Kuwait: Tax on Expats Remittance Revives Discussion
Tax on Expats remittances returned to the limelight again as Kuwaiti ministers called the parliamentary committee to include this in the agenda.
Migrant workers transfer about 4.2 billion dinars annually from Kuwait, he added, citing figures from Kuwait’s Central Bank. Imposing tax on this transfers will have a role in improving state revenues and diversifying sources of income, he said.
“This system is in effect in most countries of the world and in more than one Gulf country. Expats there have not objected to it. Allowing this money to exit the country is very dangerous and has a direct effect on economy,” MP Al Saleh said.
He added, “We do not target the expatriate brothers, because imposing symbolic fees on financial transfers will not have an impact on their money, and in return it has a positive return on the state’s economy”.

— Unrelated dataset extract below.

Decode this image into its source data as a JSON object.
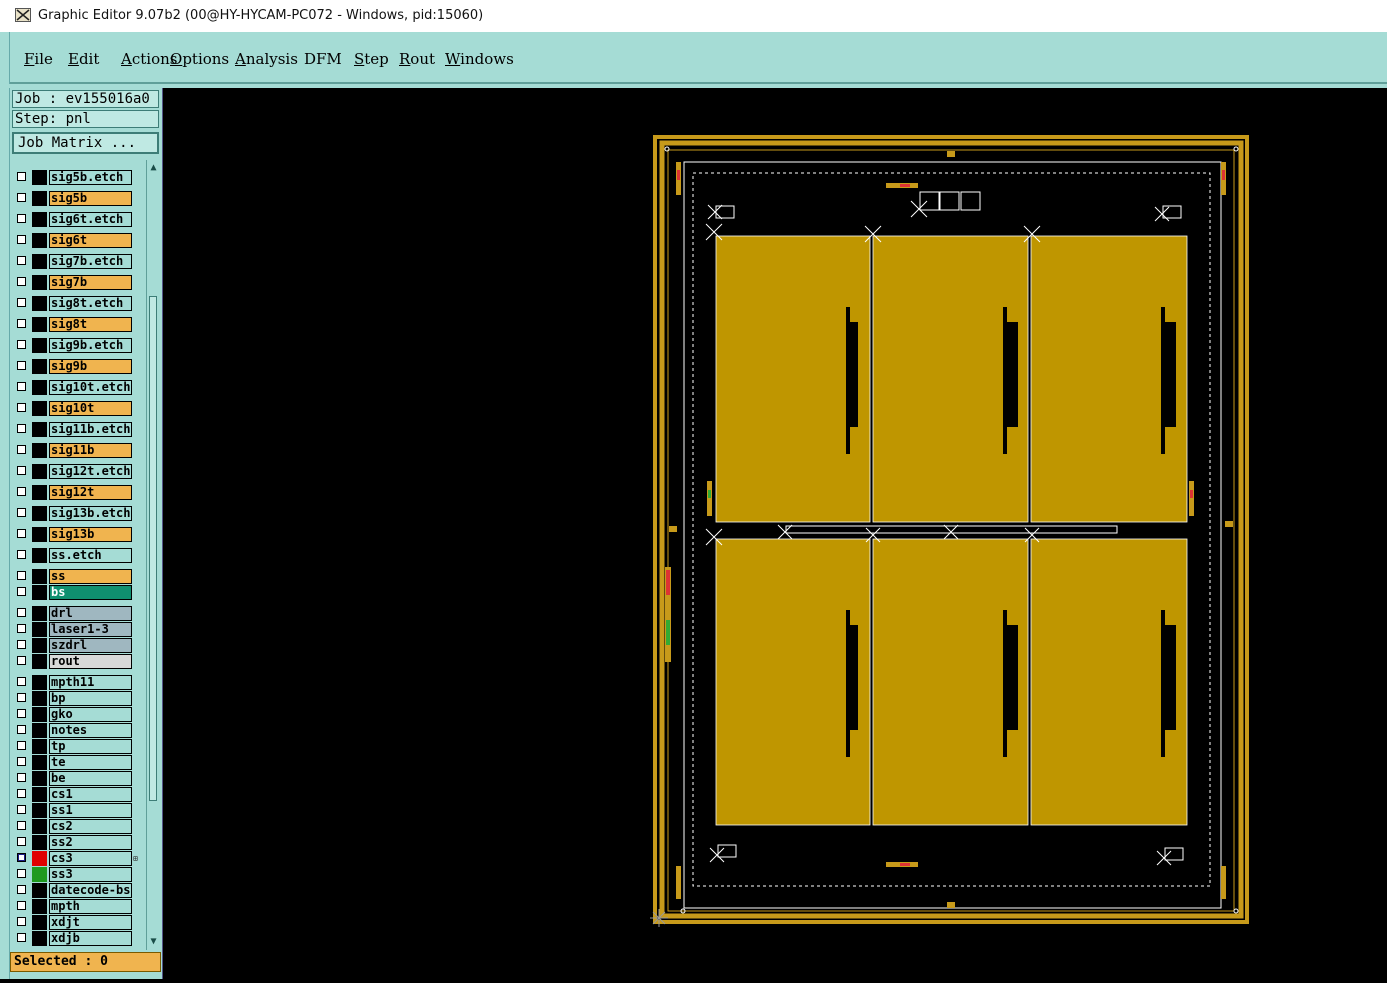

Kuwaitis currently make up less than 30 percent of the 4.7 million population – they number 1.4 million against 3.3 million expatriates.
In June, MP Hashem, who has been extremely vocal about reducing Kuwait’s expat population, urged to expel close to two million expatriates from the country over the next five years to rectify its ‘demographic imbalance’.
Expats draw about 70 percent of the entire population of Kuwait as of the close of June 2018, i.e. a population of 4.7 million people.
“We are not against any honest expat whose skills are needed by the country, but we are against crowding, unproductive expatriates who have not left any breathing space for Kuwaitis,” said the lawmaker.
Meanwhile, The Kuwait government has decided to intense the process of ‘Kuwaitisation’ of its employment sector. The step was taken by Walid Al Jasim, the minister for Municipal Affairs in Kuwait, His proposal has got widespread recognition.
The sources said new laws, to be introduced soon, will put an end to the excessive increase in a number of communities, and that the quota system will be implemented, so that the largest community will not exceed 20 per cent of the number of expatriates, and members of one community will not dominate any proportion.